Have a look at the in focus question below.

What fractions do you think we are going to add together?

How do you think we are going to do this?

How could we make sure both denominators are the same? 


That’s right. We can change them to 4.

Can you change ½ to quarters?

You should know that 2/4 and ½ are equivalent so if we add 2/4 and ¾ together we get 5/4. This in an improper fraction.  Can you remember why?


That's right. It is improper because the numerator is greater than the denominator. 


Can you remember how to change this to a mixed fraction?


Well done if you remembered that to change it to a mixed fraction we need to work out how many whole ones are in that fraction and what fraction we are left with. 


So 5/4 as a mixed fraction would be 1 and ¼ because 4/4 makes a whole one and we are left with 1/4. 

Have a look at the example above. Both denominators are the same so we just need to add the numerators together. 

Now in this example both denominators are different and we have to make them the same before we add them together.

We know that 4 and 3 are factors of 12 so if we multiply 4 x 3 = 12 and 3 x 4 = 12. 

The diagram shows that we multiply both the top and bottom number so it is the same. 

Then, we have changed the fraction to a mixed fraction.

Now, try Q2 above then try the guided practice questions above.
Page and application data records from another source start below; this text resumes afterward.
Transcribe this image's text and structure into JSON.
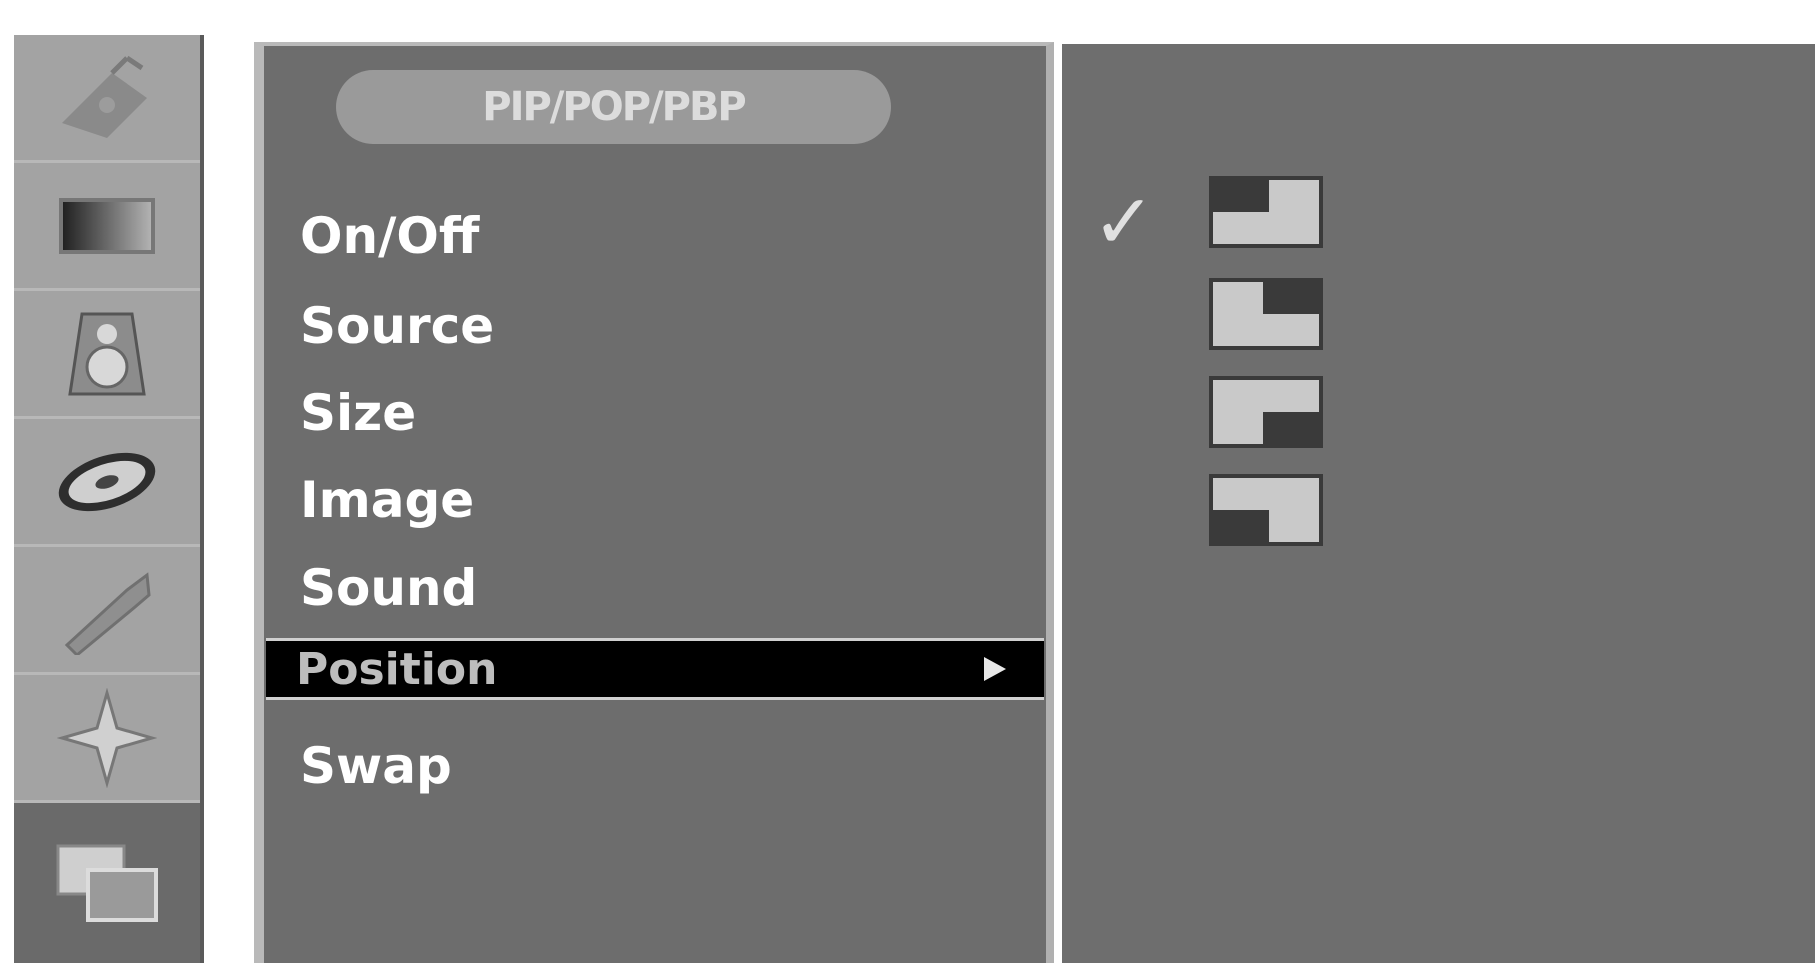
{
  "sidebar": {
    "items": [
      {
        "icon": "satellite-dish-icon"
      },
      {
        "icon": "picture-icon"
      },
      {
        "icon": "speaker-icon"
      },
      {
        "icon": "disc-time-icon"
      },
      {
        "icon": "wrench-option-icon"
      },
      {
        "icon": "screen-adjust-icon"
      },
      {
        "icon": "pip-icon",
        "selected": true
      }
    ]
  },
  "menu": {
    "title": "PIP/POP/PBP",
    "items": [
      {
        "label": "On/Off"
      },
      {
        "label": "Source"
      },
      {
        "label": "Size"
      },
      {
        "label": "Image"
      },
      {
        "label": "Sound"
      },
      {
        "label": "Position",
        "highlighted": true
      },
      {
        "label": "Swap"
      }
    ]
  },
  "options": {
    "checked_index": 0,
    "check_glyph": "✓",
    "positions": [
      {
        "icon": "position-top-left-icon"
      },
      {
        "icon": "position-top-right-icon"
      },
      {
        "icon": "position-bottom-right-icon"
      },
      {
        "icon": "position-bottom-left-icon"
      }
    ]
  },
  "colors": {
    "panel": "#6d6d6d",
    "highlight": "#000000",
    "sidebar": "#a3a3a3"
  }
}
Make sure you remember to have the same denominators, so it is easier to add together. 


After the questions, the first 2 boxes are for your fractions after you have changed them and made them the same. 

In your final box, you should be making that fraction in its simplest form ( making it smaller). 

For example: 5/10 can be made smaller into 1/2 because 10 divided by 5 = 2 (Use your times tables knowledge).



Worksheet 10 below will be sent to you on Seesaw to complete.


Still image for this video